  • Bat study reveals secrets of the social brain
    on October 21, 2021 at 9:00 pm

    Whether chatting with friends at a dinner party or managing a high-stakes meeting at work, communicating with others in a group requires a complex set of mental tasks. Our brains must track who is speaking and what is being said, as well as what our relationship to that person may be—because, after all, we probably give the opinion of our best friend more weight than that of a complete stranger.

  • Thinking collectively to understand the social...
    on October 21, 2021 at 6:00 pm

    What if, in order to understand the social intelligence of animals, including humans, we had to study the brain at the group level and not only at rather than the individual level? This is a perspective put forward by Julia Sliwa, a CNRS researcher at the Paris Brain Institute, in the journal Science.

  • New study reveals the evolutionary reason why...
    on October 7, 2021 at 12:16 pm

    A scientific explanation for those battles over the air conditioning remote control: Researchers at Tel Aviv University's School of Zoology offer a new, evolutionary explanation for the familiar scenario in which women bring a sweater into work, while their male counterparts feel comfortable wearing short sleeves in an air-conditioned office. The researchers concluded that this phenomenon is not unique to humans, with many male species of endotherms (birds and mammals) preferring a cooler […]

  • How plants ensure that their kids make it far in...
    on October 6, 2021 at 1:33 pm

    If you're going apple picking this fall, you may find yourself being drawn to the biggest, brightest, and most aromatic apples you can find. Apple trees and other fruit-bearing plants have evolved to produce such appetizing fruit for a reason: to entice people and wild animals to eat their fruit and disperse their seeds.

  • Bat souvenir trade and risks to public health
    on October 5, 2021 at 12:42 pm

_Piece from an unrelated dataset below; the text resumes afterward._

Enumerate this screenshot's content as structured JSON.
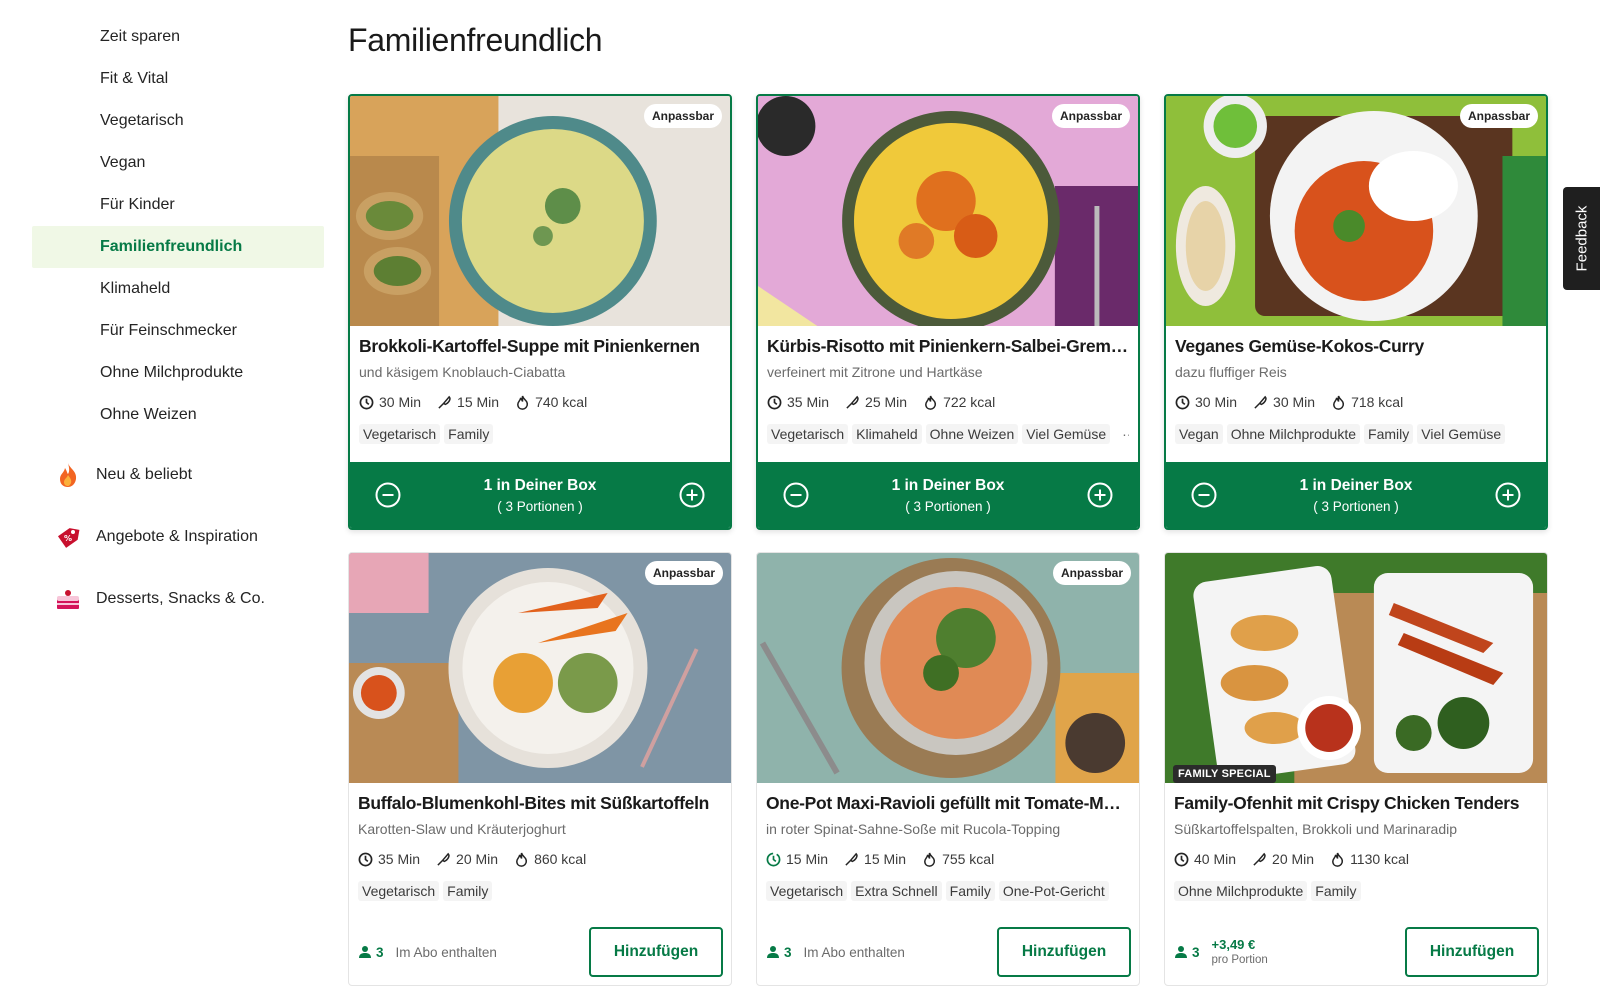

    Little is known about the global bat souvenir trade, its extent and impact on bat populations and forest ecosystems, and the potential risks posed to public health with bats known carriers of zoonotic diseases.